[[ RECORDS PROVIDED open ]]

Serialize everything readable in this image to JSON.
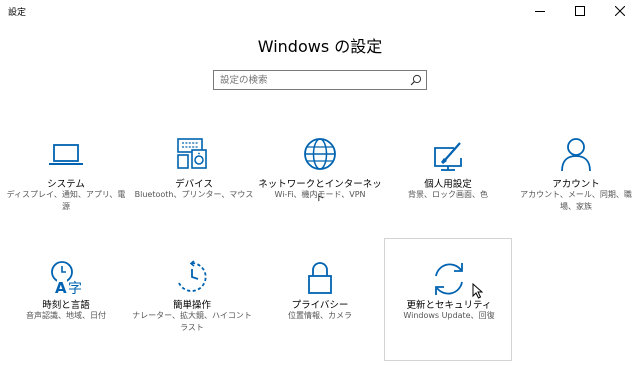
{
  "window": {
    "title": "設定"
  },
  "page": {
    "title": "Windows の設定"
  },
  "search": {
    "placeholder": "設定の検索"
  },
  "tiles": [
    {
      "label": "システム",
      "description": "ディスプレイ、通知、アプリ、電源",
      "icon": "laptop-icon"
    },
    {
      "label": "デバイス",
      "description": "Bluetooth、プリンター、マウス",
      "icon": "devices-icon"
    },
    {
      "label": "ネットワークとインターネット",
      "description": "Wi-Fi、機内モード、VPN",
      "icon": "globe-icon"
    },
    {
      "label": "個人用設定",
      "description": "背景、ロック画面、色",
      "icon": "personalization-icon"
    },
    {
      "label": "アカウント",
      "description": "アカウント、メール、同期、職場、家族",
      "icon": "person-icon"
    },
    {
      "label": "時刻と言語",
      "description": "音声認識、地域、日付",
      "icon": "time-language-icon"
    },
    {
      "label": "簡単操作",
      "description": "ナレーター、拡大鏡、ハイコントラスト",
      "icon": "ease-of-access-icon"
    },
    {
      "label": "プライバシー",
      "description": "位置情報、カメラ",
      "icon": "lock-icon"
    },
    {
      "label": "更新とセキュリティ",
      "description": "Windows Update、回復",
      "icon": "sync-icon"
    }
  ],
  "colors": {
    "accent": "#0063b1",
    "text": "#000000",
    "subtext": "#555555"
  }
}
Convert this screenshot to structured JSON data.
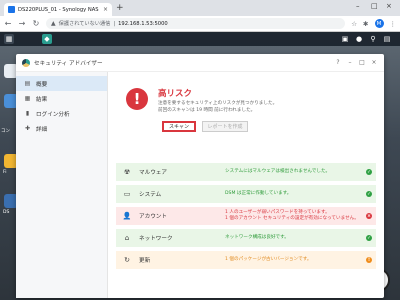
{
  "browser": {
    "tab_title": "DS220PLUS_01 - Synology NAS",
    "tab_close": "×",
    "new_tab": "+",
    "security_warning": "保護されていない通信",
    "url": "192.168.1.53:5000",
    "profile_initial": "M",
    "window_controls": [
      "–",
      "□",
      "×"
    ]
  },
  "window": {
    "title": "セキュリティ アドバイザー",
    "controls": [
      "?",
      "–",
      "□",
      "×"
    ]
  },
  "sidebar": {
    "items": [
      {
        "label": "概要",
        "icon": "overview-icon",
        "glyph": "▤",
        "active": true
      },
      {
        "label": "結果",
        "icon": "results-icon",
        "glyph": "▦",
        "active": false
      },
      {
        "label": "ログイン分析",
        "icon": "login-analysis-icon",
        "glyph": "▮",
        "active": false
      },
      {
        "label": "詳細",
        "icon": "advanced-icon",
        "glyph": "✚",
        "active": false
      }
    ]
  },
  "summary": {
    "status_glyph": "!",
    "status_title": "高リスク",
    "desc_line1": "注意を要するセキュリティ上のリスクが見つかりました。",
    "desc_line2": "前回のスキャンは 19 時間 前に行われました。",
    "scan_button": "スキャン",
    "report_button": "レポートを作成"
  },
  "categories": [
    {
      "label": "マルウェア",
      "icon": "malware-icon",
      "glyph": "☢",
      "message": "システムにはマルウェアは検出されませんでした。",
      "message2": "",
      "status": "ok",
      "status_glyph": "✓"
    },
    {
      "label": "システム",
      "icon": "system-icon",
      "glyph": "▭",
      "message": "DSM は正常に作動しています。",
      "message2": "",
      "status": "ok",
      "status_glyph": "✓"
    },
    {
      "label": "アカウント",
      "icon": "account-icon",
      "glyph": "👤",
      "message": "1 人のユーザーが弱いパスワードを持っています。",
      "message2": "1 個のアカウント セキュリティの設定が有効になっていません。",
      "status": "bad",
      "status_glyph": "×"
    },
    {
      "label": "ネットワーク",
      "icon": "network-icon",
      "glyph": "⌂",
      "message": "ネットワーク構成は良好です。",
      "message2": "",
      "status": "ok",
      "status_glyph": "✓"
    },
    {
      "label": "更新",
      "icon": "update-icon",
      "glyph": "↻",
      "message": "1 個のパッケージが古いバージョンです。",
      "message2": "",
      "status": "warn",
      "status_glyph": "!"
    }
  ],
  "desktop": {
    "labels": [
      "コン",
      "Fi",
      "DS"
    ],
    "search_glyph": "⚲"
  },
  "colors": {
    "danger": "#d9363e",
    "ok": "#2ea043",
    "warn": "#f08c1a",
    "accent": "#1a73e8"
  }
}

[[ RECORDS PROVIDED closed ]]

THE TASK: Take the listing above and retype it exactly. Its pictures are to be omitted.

TASK OUTPUT:
Serialize everything readable in this image to JSON.
{
  "window": {
    "title": "設定"
  },
  "page": {
    "title": "Windows の設定"
  },
  "search": {
    "placeholder": "設定の検索"
  },
  "tiles": [
    {
      "label": "システム",
      "description": "ディスプレイ、通知、アプリ、電源",
      "icon": "laptop-icon"
    },
    {
      "label": "デバイス",
      "description": "Bluetooth、プリンター、マウス",
      "icon": "devices-icon"
    },
    {
      "label": "ネットワークとインターネット",
      "description": "Wi-Fi、機内モード、VPN",
      "icon": "globe-icon"
    },
    {
      "label": "個人用設定",
      "description": "背景、ロック画面、色",
      "icon": "personalization-icon"
    },
    {
      "label": "アカウント",
      "description": "アカウント、メール、同期、職場、家族",
      "icon": "person-icon"
    },
    {
      "label": "時刻と言語",
      "description": "音声認識、地域、日付",
      "icon": "time-language-icon"
    },
    {
      "label": "簡単操作",
      "description": "ナレーター、拡大鏡、ハイコントラスト",
      "icon": "ease-of-access-icon"
    },
    {
      "label": "プライバシー",
      "description": "位置情報、カメラ",
      "icon": "lock-icon"
    },
    {
      "label": "更新とセキュリティ",
      "description": "Windows Update、回復",
      "icon": "sync-icon"
    }
  ],
  "colors": {
    "accent": "#0063b1",
    "text": "#000000",
    "subtext": "#555555"
  }
}
Convert this screenshot to structured JSON data.
{
  "browser": {
    "tab_title": "DS220PLUS_01 - Synology NAS",
    "tab_close": "×",
    "new_tab": "+",
    "security_warning": "保護されていない通信",
    "url": "192.168.1.53:5000",
    "profile_initial": "M",
    "window_controls": [
      "–",
      "□",
      "×"
    ]
  },
  "window": {
    "title": "セキュリティ アドバイザー",
    "controls": [
      "?",
      "–",
      "□",
      "×"
    ]
  },
  "sidebar": {
    "items": [
      {
        "label": "概要",
        "icon": "overview-icon",
        "glyph": "▤",
        "active": true
      },
      {
        "label": "結果",
        "icon": "results-icon",
        "glyph": "▦",
        "active": false
      },
      {
        "label": "ログイン分析",
        "icon": "login-analysis-icon",
        "glyph": "▮",
        "active": false
      },
      {
        "label": "詳細",
        "icon": "advanced-icon",
        "glyph": "✚",
        "active": false
      }
    ]
  },
  "summary": {
    "status_glyph": "!",
    "status_title": "高リスク",
    "desc_line1": "注意を要するセキュリティ上のリスクが見つかりました。",
    "desc_line2": "前回のスキャンは 19 時間 前に行われました。",
    "scan_button": "スキャン",
    "report_button": "レポートを作成"
  },
  "categories": [
    {
      "label": "マルウェア",
      "icon": "malware-icon",
      "glyph": "☢",
      "message": "システムにはマルウェアは検出されませんでした。",
      "message2": "",
      "status": "ok",
      "status_glyph": "✓"
    },
    {
      "label": "システム",
      "icon": "system-icon",
      "glyph": "▭",
      "message": "DSM は正常に作動しています。",
      "message2": "",
      "status": "ok",
      "status_glyph": "✓"
    },
    {
      "label": "アカウント",
      "icon": "account-icon",
      "glyph": "👤",
      "message": "1 人のユーザーが弱いパスワードを持っています。",
      "message2": "1 個のアカウント セキュリティの設定が有効になっていません。",
      "status": "bad",
      "status_glyph": "×"
    },
    {
      "label": "ネットワーク",
      "icon": "network-icon",
      "glyph": "⌂",
      "message": "ネットワーク構成は良好です。",
      "message2": "",
      "status": "ok",
      "status_glyph": "✓"
    },
    {
      "label": "更新",
      "icon": "update-icon",
      "glyph": "↻",
      "message": "1 個のパッケージが古いバージョンです。",
      "message2": "",
      "status": "warn",
      "status_glyph": "!"
    }
  ],
  "desktop": {
    "labels": [
      "コン",
      "Fi",
      "DS"
    ],
    "search_glyph": "⚲"
  },
  "colors": {
    "danger": "#d9363e",
    "ok": "#2ea043",
    "warn": "#f08c1a",
    "accent": "#1a73e8"
  }
}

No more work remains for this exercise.